'Hocus Pocus' a Halloween staple

Peyton Shepard

Horror is one of the most prolific genres of international film, and Halloween is one of the best times to capitalize on scaring people straight for the rest of their lives. So why, with this high standard of filmic figures of fear, do millennials continually turn to three goofy witches piloted by a Disney script? 

“Hocus Pocus” was never destined to be a hit. Critics dismissed it as another lackluster Disney venture to occupy October with thematic significance. And yet, the movie has gained cult status with our generation, and is an integral part of Halloween film culture, running on Disney and ABC Family throughout the month of October.

So what is it that appeals to us so much?
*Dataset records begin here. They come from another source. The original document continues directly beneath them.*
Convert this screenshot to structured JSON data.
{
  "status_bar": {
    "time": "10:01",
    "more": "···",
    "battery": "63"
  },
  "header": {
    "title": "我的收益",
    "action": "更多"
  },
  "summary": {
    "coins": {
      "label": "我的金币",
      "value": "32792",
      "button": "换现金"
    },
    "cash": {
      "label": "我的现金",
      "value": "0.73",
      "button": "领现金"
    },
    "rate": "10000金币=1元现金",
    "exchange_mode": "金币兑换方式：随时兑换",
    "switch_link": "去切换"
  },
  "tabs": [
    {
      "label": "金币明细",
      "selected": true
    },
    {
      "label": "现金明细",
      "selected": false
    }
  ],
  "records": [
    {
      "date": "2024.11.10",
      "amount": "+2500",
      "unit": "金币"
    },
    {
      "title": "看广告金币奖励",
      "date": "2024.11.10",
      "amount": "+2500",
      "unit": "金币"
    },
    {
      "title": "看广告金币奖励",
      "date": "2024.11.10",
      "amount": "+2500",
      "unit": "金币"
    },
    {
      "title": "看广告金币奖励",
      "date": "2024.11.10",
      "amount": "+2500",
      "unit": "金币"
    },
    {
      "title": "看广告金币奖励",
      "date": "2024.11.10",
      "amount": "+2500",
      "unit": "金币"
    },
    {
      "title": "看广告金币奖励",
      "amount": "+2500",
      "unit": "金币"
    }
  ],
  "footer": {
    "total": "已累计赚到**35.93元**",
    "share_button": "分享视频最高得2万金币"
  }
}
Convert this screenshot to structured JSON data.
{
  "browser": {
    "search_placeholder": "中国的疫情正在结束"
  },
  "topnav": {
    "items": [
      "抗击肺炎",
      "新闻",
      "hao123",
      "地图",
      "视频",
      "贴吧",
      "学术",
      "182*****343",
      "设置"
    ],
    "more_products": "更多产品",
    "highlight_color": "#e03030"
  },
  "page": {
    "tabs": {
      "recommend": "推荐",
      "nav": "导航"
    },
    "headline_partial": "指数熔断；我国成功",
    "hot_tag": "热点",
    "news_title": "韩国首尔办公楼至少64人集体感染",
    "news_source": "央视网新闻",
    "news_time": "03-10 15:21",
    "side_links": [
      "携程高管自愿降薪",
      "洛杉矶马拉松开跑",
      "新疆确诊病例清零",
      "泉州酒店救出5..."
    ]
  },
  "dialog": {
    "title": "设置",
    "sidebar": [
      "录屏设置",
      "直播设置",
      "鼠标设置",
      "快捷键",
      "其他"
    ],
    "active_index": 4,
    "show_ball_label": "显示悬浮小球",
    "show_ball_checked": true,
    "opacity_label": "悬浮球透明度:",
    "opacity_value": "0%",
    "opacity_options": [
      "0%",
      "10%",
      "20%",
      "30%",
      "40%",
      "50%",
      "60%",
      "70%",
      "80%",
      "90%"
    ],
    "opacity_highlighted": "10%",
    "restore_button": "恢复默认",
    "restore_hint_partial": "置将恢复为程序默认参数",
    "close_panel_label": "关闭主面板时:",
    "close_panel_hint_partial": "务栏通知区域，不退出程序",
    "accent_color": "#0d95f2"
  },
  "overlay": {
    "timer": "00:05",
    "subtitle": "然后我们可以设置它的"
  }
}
It’s hard to discredit the leads and the talent they exhibit in their roles. For a lot of people, it may have been difficult to see beloved Broadway veteran and songstress Bette Midler in such an unattractive role, but this is really what makes her so fantastic. She steps out of her pretty leading lady status and into the evil of Winnie Sanderson, delivering her lines like the truest of cynics.

Kathy Najimy and Sarah Jessica Parker ventured into sillier territory and ran with what they were given. While their performances may not have been what critics preferred to see, they breathed life into what could have been a trope characterization of dimwitted witches.

The biggest factor that makes millennials love “Hocus Pocus” is the heart of the story. The same sibling bond that makes us love the Disney mega-hit “Frozen” works in this film through the relationships between Max and his little sister Dani, and also in Thackery Binks and his sister Emily. Unlike most horror movies that consist of primarily gore and jump scares, “Hocus Pocus” offers a heartwarming story to balance out the witches’ outrageousness.

In a world where it feels like violence is everywhere, sometimes it’s nice to just sit back, laugh and feel for once. “Hocus Pocus” is our way to do that.